In Memory of
Sergeant BENJAMIN WELLS McHERNESS433204, “C” Coy. 49th Bn., Canadian Infantry (Alberta Regiment)who died age 30on 13 August 1918Son of John and Mildred McHerness, of Combermere, Ontario; husband of Harriett Marie McCullough (formerly McHerness), of 1011, River St. West, Prince Albert, Saskatchewan.
Remembered with honour

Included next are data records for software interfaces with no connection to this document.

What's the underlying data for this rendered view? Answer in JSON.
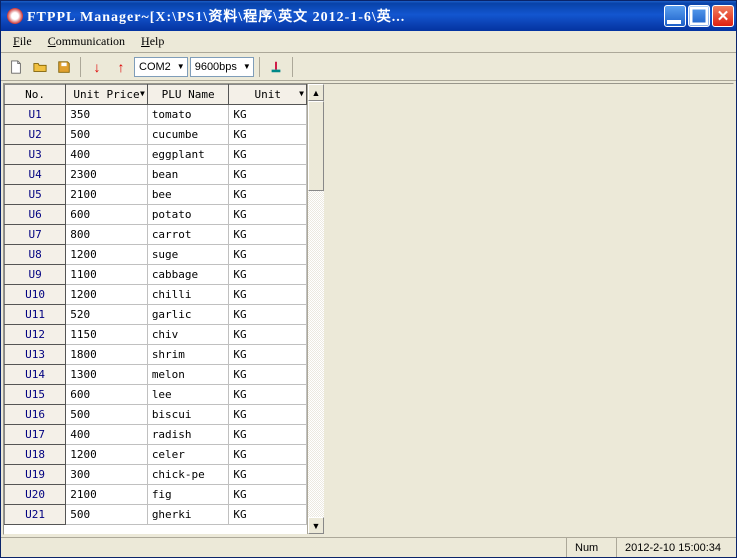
{
  "window": {
    "title": "FTPPL Manager~[X:\\PS1\\资料\\程序\\英文 2012-1-6\\英..."
  },
  "menu": {
    "file": "File",
    "communication": "Communication",
    "help": "Help"
  },
  "toolbar": {
    "com": "COM2",
    "baud": "9600bps"
  },
  "table": {
    "headers": {
      "no": "No.",
      "price": "Unit Price",
      "name": "PLU Name",
      "unit": "Unit"
    },
    "rows": [
      {
        "no": "U1",
        "price": "350",
        "name": "tomato",
        "unit": "KG"
      },
      {
        "no": "U2",
        "price": "500",
        "name": "cucumbe",
        "unit": "KG"
      },
      {
        "no": "U3",
        "price": "400",
        "name": "eggplant",
        "unit": "KG"
      },
      {
        "no": "U4",
        "price": "2300",
        "name": "bean",
        "unit": "KG"
      },
      {
        "no": "U5",
        "price": "2100",
        "name": "bee",
        "unit": "KG"
      },
      {
        "no": "U6",
        "price": "600",
        "name": "potato",
        "unit": "KG"
      },
      {
        "no": "U7",
        "price": "800",
        "name": "carrot",
        "unit": "KG"
      },
      {
        "no": "U8",
        "price": "1200",
        "name": "suge",
        "unit": "KG"
      },
      {
        "no": "U9",
        "price": "1100",
        "name": "cabbage",
        "unit": "KG"
      },
      {
        "no": "U10",
        "price": "1200",
        "name": "chilli",
        "unit": "KG"
      },
      {
        "no": "U11",
        "price": "520",
        "name": "garlic",
        "unit": "KG"
      },
      {
        "no": "U12",
        "price": "1150",
        "name": "chiv",
        "unit": "KG"
      },
      {
        "no": "U13",
        "price": "1800",
        "name": "shrim",
        "unit": "KG"
      },
      {
        "no": "U14",
        "price": "1300",
        "name": "melon",
        "unit": "KG"
      },
      {
        "no": "U15",
        "price": "600",
        "name": "lee",
        "unit": "KG"
      },
      {
        "no": "U16",
        "price": "500",
        "name": "biscui",
        "unit": "KG"
      },
      {
        "no": "U17",
        "price": "400",
        "name": "radish",
        "unit": "KG"
      },
      {
        "no": "U18",
        "price": "1200",
        "name": "celer",
        "unit": "KG"
      },
      {
        "no": "U19",
        "price": "300",
        "name": "chick-pe",
        "unit": "KG"
      },
      {
        "no": "U20",
        "price": "2100",
        "name": "fig",
        "unit": "KG"
      },
      {
        "no": "U21",
        "price": "500",
        "name": "gherki",
        "unit": "KG"
      }
    ]
  },
  "status": {
    "num": "Num",
    "datetime": "2012-2-10 15:00:34"
  }
}
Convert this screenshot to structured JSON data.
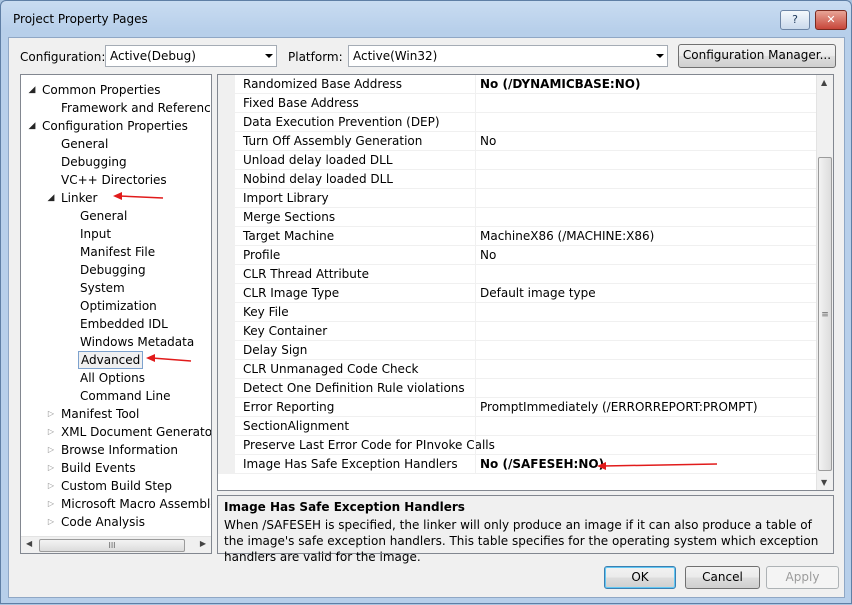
{
  "window": {
    "title": "Project Property Pages",
    "help_label": "?",
    "close_label": "✕"
  },
  "top": {
    "configuration_label": "Configuration:",
    "configuration_value": "Active(Debug)",
    "platform_label": "Platform:",
    "platform_value": "Active(Win32)",
    "config_manager_label": "Configuration Manager..."
  },
  "tree": {
    "items": [
      {
        "label": "Common Properties",
        "state": "open"
      },
      {
        "label": "Framework and References",
        "state": "none"
      },
      {
        "label": "Configuration Properties",
        "state": "open"
      },
      {
        "label": "General",
        "state": "none"
      },
      {
        "label": "Debugging",
        "state": "none"
      },
      {
        "label": "VC++ Directories",
        "state": "none"
      },
      {
        "label": "Linker",
        "state": "open"
      },
      {
        "label": "General",
        "state": "none"
      },
      {
        "label": "Input",
        "state": "none"
      },
      {
        "label": "Manifest File",
        "state": "none"
      },
      {
        "label": "Debugging",
        "state": "none"
      },
      {
        "label": "System",
        "state": "none"
      },
      {
        "label": "Optimization",
        "state": "none"
      },
      {
        "label": "Embedded IDL",
        "state": "none"
      },
      {
        "label": "Windows Metadata",
        "state": "none"
      },
      {
        "label": "Advanced",
        "state": "selected"
      },
      {
        "label": "All Options",
        "state": "none"
      },
      {
        "label": "Command Line",
        "state": "none"
      },
      {
        "label": "Manifest Tool",
        "state": "closed"
      },
      {
        "label": "XML Document Generator",
        "state": "closed"
      },
      {
        "label": "Browse Information",
        "state": "closed"
      },
      {
        "label": "Build Events",
        "state": "closed"
      },
      {
        "label": "Custom Build Step",
        "state": "closed"
      },
      {
        "label": "Microsoft Macro Assembler",
        "state": "closed"
      },
      {
        "label": "Code Analysis",
        "state": "closed"
      }
    ],
    "scroll_grip": "III"
  },
  "grid": {
    "rows": [
      {
        "name": "Randomized Base Address",
        "value": "No (/DYNAMICBASE:NO)",
        "bold": true
      },
      {
        "name": "Fixed Base Address",
        "value": ""
      },
      {
        "name": "Data Execution Prevention (DEP)",
        "value": ""
      },
      {
        "name": "Turn Off Assembly Generation",
        "value": "No"
      },
      {
        "name": "Unload delay loaded DLL",
        "value": ""
      },
      {
        "name": "Nobind delay loaded DLL",
        "value": ""
      },
      {
        "name": "Import Library",
        "value": ""
      },
      {
        "name": "Merge Sections",
        "value": ""
      },
      {
        "name": "Target Machine",
        "value": "MachineX86 (/MACHINE:X86)"
      },
      {
        "name": "Profile",
        "value": "No"
      },
      {
        "name": "CLR Thread Attribute",
        "value": ""
      },
      {
        "name": "CLR Image Type",
        "value": "Default image type"
      },
      {
        "name": "Key File",
        "value": ""
      },
      {
        "name": "Key Container",
        "value": ""
      },
      {
        "name": "Delay Sign",
        "value": ""
      },
      {
        "name": "CLR Unmanaged Code Check",
        "value": ""
      },
      {
        "name": "Detect One Definition Rule violations",
        "value": ""
      },
      {
        "name": "Error Reporting",
        "value": "PromptImmediately (/ERRORREPORT:PROMPT)"
      },
      {
        "name": "SectionAlignment",
        "value": ""
      },
      {
        "name": "Preserve Last Error Code for PInvoke Calls",
        "value": ""
      },
      {
        "name": "Image Has Safe Exception Handlers",
        "value": "No (/SAFESEH:NO)",
        "bold": true
      }
    ],
    "scroll_grip": "≡"
  },
  "description": {
    "title": "Image Has Safe Exception Handlers",
    "text": "When /SAFESEH is specified, the linker will only produce an image if it can also produce a table of the image's safe exception handlers. This table specifies for the operating system which exception handlers are valid for the image."
  },
  "buttons": {
    "ok": "OK",
    "cancel": "Cancel",
    "apply": "Apply"
  },
  "colors": {
    "annotation_arrow": "#e11b1b",
    "selection_border": "#7da2ce"
  }
}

Country: France Locality: Pas de Calais Visiting Information: The monument at the Canadian National Vimy Memorial in France is almost 70 years old. The passage of time, wear and tear and harsh weather conditions have led to the monument’s deterioration, despite regular upkeep over the years. Its restoration requires more than routine maintenance. The rehabilitation plan for Vimy Memorial is part of the Canadian Battlefield Memorials Restoration Project, directed by Canada’s Department of Veterans Affairs in cooperation with other Canadian departments, the Commonwealth War Graves Commission, consultants and specialists in military history. The rehabilitation and restoration of the Vimy Memorial started in December 2004 and will continue throughout 2006, the monument itself will therefore become inaccessible for security reasons. However, the rest of the Memorial site will continue to operate normally, including the guided tours, and visitors are therefore invited to focus on the subways or tunnels and restored trenches. While the monument is inaccessible, there will be guided tours of the two Canadian cemeteries on the site. Alternative experiences may also be offered to visitors. Further information is available from the Veterans’ Affairs Canada In the park around the memorial are restored and preserved trenches and tunnels. It is recommended by the Visitors Centre at Vimy that visitors wishing to view the tunnels should pre-book tours. To make a booking, please contact The Interpretation Centre at Vimy: Tel: 03 21 50 68 68. Visitors who turn up without pre-booking will still be able to view the tunnels, but on very busy days this could mean a long wait. Location Information: The Vimy Memorial overlooks the Douai Plain from the highest point of Vimy Ridge, about eight kilometres northeast of Arras on the N17 towards Lens. The memorial is signposted from this road to the left, just before you enter the village of Vimy from the south. The memorial itself is someway inside the memorial park, but again it is well signposted. Historical Information: On the opening day of the Battle of Arras, 9 April 1917, the four divisions of the Canadian Corps, fighting side by side for the first time, scored a huge tactical victory in the capture of the 60 metre high Vimy Ridge. After the war, the highest point of the ridge was chosen as the site of the great memorial to all Canadians who served their country in battle during the First World War, and particularly to the 60,000 who gave their lives in France. It also bears the names of 11,000 Canadian servicemen who died in France – many of them in the fight for Vimy Ridge – who have no known grave. The memorial was designed by W S Allward. No. of Identified Casualties: 11167